The next morning, with the determination of not giving in, I made the second batch with the same recipe. This time, I managed to get about 30 + pieces of edible (but not well-formed) cases. The texture was a little too doughy, even though this time I managed to dislodge the cases easier from the mould. For photography purpose, I used some freshly cut sengkuang and carrot strips, and blanched French beans. The taste turned out not bad though, the sweetness of the sengkuang combined with the crispy texture of the pai tee case seemed fine, though no seasoning was used.
My perfectionism did not compromise with the results of the second attempt, so after a few days, I decided to make another batch. I would have made the them earlier, but my dad was admitted to the hospital on emergency due to brain haemorrhage (bleeding) and everything had to be put on hold. Thank goodness he’s discharged now after the surgery but he is still under close observation in case of a relapse.
So when dad got home and I had a little free time, I made them for the third time. I finally found a recipe for the batter that has been tried and tested. This time, it worked really well! The cases turned out to be a lot lighter, crispier and easier to dislodge from the mould. I made about 70 cases this time! Since there were so many, I have to find a way to finish them…and they ended up at my client’s office :). The recipe was adapted from here, with detailed step-by-step instructions (I reduced the quantity of the ingredients used by half). There is one problem though: the cases seem to turn stale and not so crispy within a very short time after I took them off the oil.
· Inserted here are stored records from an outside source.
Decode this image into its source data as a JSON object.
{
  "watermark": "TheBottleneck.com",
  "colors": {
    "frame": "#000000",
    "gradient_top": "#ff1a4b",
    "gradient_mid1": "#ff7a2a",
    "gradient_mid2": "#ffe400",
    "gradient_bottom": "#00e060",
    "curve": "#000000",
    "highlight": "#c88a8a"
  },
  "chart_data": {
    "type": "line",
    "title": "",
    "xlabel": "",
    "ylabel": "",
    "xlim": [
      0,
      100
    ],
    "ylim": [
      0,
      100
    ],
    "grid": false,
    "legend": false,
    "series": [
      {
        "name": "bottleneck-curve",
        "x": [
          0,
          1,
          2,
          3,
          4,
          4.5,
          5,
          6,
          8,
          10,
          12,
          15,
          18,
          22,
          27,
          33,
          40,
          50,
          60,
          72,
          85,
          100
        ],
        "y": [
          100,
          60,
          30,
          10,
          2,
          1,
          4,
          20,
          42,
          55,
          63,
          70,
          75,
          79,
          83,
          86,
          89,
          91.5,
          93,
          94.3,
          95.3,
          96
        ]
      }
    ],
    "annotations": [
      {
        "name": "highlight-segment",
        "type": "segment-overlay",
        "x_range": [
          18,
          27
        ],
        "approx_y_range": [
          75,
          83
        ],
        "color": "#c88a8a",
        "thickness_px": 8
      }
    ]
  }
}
Looks like there’s still room for improvement!
Cases from the third batch. First two photos show cases from the second batch. First batch was a complete failure.